Task objective: Write the records out once more, exactly as they are given.

· · ·

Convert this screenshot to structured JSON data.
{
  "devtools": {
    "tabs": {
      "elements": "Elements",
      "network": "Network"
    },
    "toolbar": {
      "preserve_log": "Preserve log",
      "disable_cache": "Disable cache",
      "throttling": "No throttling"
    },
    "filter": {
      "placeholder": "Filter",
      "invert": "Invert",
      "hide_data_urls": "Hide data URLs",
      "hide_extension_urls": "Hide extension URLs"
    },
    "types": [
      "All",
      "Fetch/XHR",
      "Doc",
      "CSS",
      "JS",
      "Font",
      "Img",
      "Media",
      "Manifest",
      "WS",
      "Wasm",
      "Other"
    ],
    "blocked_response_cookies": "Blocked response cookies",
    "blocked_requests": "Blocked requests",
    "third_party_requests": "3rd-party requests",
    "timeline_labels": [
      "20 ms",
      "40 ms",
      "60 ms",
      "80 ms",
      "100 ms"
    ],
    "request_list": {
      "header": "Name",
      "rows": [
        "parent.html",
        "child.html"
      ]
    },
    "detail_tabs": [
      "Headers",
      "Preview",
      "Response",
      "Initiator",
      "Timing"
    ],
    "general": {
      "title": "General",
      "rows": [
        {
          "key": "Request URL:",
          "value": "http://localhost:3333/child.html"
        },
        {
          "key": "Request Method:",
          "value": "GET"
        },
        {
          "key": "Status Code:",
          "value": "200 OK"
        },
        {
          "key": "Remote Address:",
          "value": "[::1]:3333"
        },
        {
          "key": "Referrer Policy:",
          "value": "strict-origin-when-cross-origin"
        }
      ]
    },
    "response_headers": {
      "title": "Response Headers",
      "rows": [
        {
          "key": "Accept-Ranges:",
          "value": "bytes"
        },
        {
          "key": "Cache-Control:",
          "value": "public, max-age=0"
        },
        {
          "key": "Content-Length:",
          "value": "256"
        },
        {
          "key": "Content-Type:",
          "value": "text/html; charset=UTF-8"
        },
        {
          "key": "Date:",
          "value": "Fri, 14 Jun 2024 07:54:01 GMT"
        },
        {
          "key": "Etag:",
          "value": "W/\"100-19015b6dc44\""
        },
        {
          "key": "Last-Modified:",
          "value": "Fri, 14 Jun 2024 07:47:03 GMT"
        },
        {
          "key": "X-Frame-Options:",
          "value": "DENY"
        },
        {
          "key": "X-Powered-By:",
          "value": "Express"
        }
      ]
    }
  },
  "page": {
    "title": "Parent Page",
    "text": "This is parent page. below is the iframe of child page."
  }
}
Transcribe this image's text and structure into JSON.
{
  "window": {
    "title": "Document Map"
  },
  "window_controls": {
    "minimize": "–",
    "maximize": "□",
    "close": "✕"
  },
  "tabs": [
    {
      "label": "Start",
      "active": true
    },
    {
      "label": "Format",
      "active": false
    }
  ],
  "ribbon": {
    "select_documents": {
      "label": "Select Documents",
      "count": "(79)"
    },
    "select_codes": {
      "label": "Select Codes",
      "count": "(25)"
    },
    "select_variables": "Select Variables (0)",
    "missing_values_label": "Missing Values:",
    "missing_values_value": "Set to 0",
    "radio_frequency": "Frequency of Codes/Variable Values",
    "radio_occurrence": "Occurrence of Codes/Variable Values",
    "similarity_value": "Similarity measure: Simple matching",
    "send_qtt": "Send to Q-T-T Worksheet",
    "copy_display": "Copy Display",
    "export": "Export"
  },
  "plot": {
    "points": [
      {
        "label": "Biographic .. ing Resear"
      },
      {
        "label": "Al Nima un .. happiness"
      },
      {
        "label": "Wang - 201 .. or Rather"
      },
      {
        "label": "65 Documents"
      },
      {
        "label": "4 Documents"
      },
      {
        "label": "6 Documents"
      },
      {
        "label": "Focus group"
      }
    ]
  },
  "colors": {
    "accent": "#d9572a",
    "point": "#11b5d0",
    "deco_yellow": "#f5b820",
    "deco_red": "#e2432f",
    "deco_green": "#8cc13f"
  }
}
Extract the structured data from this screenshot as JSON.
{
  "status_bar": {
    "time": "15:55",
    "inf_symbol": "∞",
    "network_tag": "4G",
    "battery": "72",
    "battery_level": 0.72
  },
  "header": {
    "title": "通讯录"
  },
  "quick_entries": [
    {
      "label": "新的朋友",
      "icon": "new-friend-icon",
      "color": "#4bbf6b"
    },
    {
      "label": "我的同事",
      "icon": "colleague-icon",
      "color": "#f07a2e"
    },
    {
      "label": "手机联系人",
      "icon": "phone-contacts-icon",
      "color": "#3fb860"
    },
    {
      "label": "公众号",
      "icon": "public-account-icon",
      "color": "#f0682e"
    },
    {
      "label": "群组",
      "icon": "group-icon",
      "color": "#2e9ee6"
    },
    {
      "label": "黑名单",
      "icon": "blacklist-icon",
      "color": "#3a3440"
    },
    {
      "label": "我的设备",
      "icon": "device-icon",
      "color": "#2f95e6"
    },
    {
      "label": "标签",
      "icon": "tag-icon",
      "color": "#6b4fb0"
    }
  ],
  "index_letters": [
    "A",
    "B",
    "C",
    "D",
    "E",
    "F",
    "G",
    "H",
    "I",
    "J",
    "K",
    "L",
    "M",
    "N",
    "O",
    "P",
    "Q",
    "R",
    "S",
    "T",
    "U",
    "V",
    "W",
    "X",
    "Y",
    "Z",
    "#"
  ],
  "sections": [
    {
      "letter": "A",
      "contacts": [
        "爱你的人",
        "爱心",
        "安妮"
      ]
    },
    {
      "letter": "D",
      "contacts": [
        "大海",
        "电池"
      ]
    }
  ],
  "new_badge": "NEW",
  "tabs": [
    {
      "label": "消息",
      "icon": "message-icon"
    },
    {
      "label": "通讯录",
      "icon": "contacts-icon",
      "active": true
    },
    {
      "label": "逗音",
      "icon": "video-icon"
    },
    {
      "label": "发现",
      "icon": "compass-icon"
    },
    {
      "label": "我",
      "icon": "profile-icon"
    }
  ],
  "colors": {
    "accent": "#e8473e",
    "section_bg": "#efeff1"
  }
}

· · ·

Response to the exercise:
Convert this screenshot to structured JSON data.
{
  "devtools": {
    "tabs": {
      "elements": "Elements",
      "network": "Network"
    },
    "toolbar": {
      "preserve_log": "Preserve log",
      "disable_cache": "Disable cache",
      "throttling": "No throttling"
    },
    "filter": {
      "placeholder": "Filter",
      "invert": "Invert",
      "hide_data_urls": "Hide data URLs",
      "hide_extension_urls": "Hide extension URLs"
    },
    "types": [
      "All",
      "Fetch/XHR",
      "Doc",
      "CSS",
      "JS",
      "Font",
      "Img",
      "Media",
      "Manifest",
      "WS",
      "Wasm",
      "Other"
    ],
    "blocked_response_cookies": "Blocked response cookies",
    "blocked_requests": "Blocked requests",
    "third_party_requests": "3rd-party requests",
    "timeline_labels": [
      "20 ms",
      "40 ms",
      "60 ms",
      "80 ms",
      "100 ms"
    ],
    "request_list": {
      "header": "Name",
      "rows": [
        "parent.html",
        "child.html"
      ]
    },
    "detail_tabs": [
      "Headers",
      "Preview",
      "Response",
      "Initiator",
      "Timing"
    ],
    "general": {
      "title": "General",
      "rows": [
        {
          "key": "Request URL:",
          "value": "http://localhost:3333/child.html"
        },
        {
          "key": "Request Method:",
          "value": "GET"
        },
        {
          "key": "Status Code:",
          "value": "200 OK"
        },
        {
          "key": "Remote Address:",
          "value": "[::1]:3333"
        },
        {
          "key": "Referrer Policy:",
          "value": "strict-origin-when-cross-origin"
        }
      ]
    },
    "response_headers": {
      "title": "Response Headers",
      "rows": [
        {
          "key": "Accept-Ranges:",
          "value": "bytes"
        },
        {
          "key": "Cache-Control:",
          "value": "public, max-age=0"
        },
        {
          "key": "Content-Length:",
          "value": "256"
        },
        {
          "key": "Content-Type:",
          "value": "text/html; charset=UTF-8"
        },
        {
          "key": "Date:",
          "value": "Fri, 14 Jun 2024 07:54:01 GMT"
        },
        {
          "key": "Etag:",
          "value": "W/\"100-19015b6dc44\""
        },
        {
          "key": "Last-Modified:",
          "value": "Fri, 14 Jun 2024 07:47:03 GMT"
        },
        {
          "key": "X-Frame-Options:",
          "value": "DENY"
        },
        {
          "key": "X-Powered-By:",
          "value": "Express"
        }
      ]
    }
  },
  "page": {
    "title": "Parent Page",
    "text": "This is parent page. below is the iframe of child page."
  }
}
Transcribe this image's text and structure into JSON.
{
  "window": {
    "title": "Document Map"
  },
  "window_controls": {
    "minimize": "–",
    "maximize": "□",
    "close": "✕"
  },
  "tabs": [
    {
      "label": "Start",
      "active": true
    },
    {
      "label": "Format",
      "active": false
    }
  ],
  "ribbon": {
    "select_documents": {
      "label": "Select Documents",
      "count": "(79)"
    },
    "select_codes": {
      "label": "Select Codes",
      "count": "(25)"
    },
    "select_variables": "Select Variables (0)",
    "missing_values_label": "Missing Values:",
    "missing_values_value": "Set to 0",
    "radio_frequency": "Frequency of Codes/Variable Values",
    "radio_occurrence": "Occurrence of Codes/Variable Values",
    "similarity_value": "Similarity measure: Simple matching",
    "send_qtt": "Send to Q-T-T Worksheet",
    "copy_display": "Copy Display",
    "export": "Export"
  },
  "plot": {
    "points": [
      {
        "label": "Biographic .. ing Resear"
      },
      {
        "label": "Al Nima un .. happiness"
      },
      {
        "label": "Wang - 201 .. or Rather"
      },
      {
        "label": "65 Documents"
      },
      {
        "label": "4 Documents"
      },
      {
        "label": "6 Documents"
      },
      {
        "label": "Focus group"
      }
    ]
  },
  "colors": {
    "accent": "#d9572a",
    "point": "#11b5d0",
    "deco_yellow": "#f5b820",
    "deco_red": "#e2432f",
    "deco_green": "#8cc13f"
  }
}
Extract the structured data from this screenshot as JSON.
{
  "status_bar": {
    "time": "15:55",
    "inf_symbol": "∞",
    "network_tag": "4G",
    "battery": "72",
    "battery_level": 0.72
  },
  "header": {
    "title": "通讯录"
  },
  "quick_entries": [
    {
      "label": "新的朋友",
      "icon": "new-friend-icon",
      "color": "#4bbf6b"
    },
    {
      "label": "我的同事",
      "icon": "colleague-icon",
      "color": "#f07a2e"
    },
    {
      "label": "手机联系人",
      "icon": "phone-contacts-icon",
      "color": "#3fb860"
    },
    {
      "label": "公众号",
      "icon": "public-account-icon",
      "color": "#f0682e"
    },
    {
      "label": "群组",
      "icon": "group-icon",
      "color": "#2e9ee6"
    },
    {
      "label": "黑名单",
      "icon": "blacklist-icon",
      "color": "#3a3440"
    },
    {
      "label": "我的设备",
      "icon": "device-icon",
      "color": "#2f95e6"
    },
    {
      "label": "标签",
      "icon": "tag-icon",
      "color": "#6b4fb0"
    }
  ],
  "index_letters": [
    "A",
    "B",
    "C",
    "D",
    "E",
    "F",
    "G",
    "H",
    "I",
    "J",
    "K",
    "L",
    "M",
    "N",
    "O",
    "P",
    "Q",
    "R",
    "S",
    "T",
    "U",
    "V",
    "W",
    "X",
    "Y",
    "Z",
    "#"
  ],
  "sections": [
    {
      "letter": "A",
      "contacts": [
        "爱你的人",
        "爱心",
        "安妮"
      ]
    },
    {
      "letter": "D",
      "contacts": [
        "大海",
        "电池"
      ]
    }
  ],
  "new_badge": "NEW",
  "tabs": [
    {
      "label": "消息",
      "icon": "message-icon"
    },
    {
      "label": "通讯录",
      "icon": "contacts-icon",
      "active": true
    },
    {
      "label": "逗音",
      "icon": "video-icon"
    },
    {
      "label": "发现",
      "icon": "compass-icon"
    },
    {
      "label": "我",
      "icon": "profile-icon"
    }
  ],
  "colors": {
    "accent": "#e8473e",
    "section_bg": "#efeff1"
  }
}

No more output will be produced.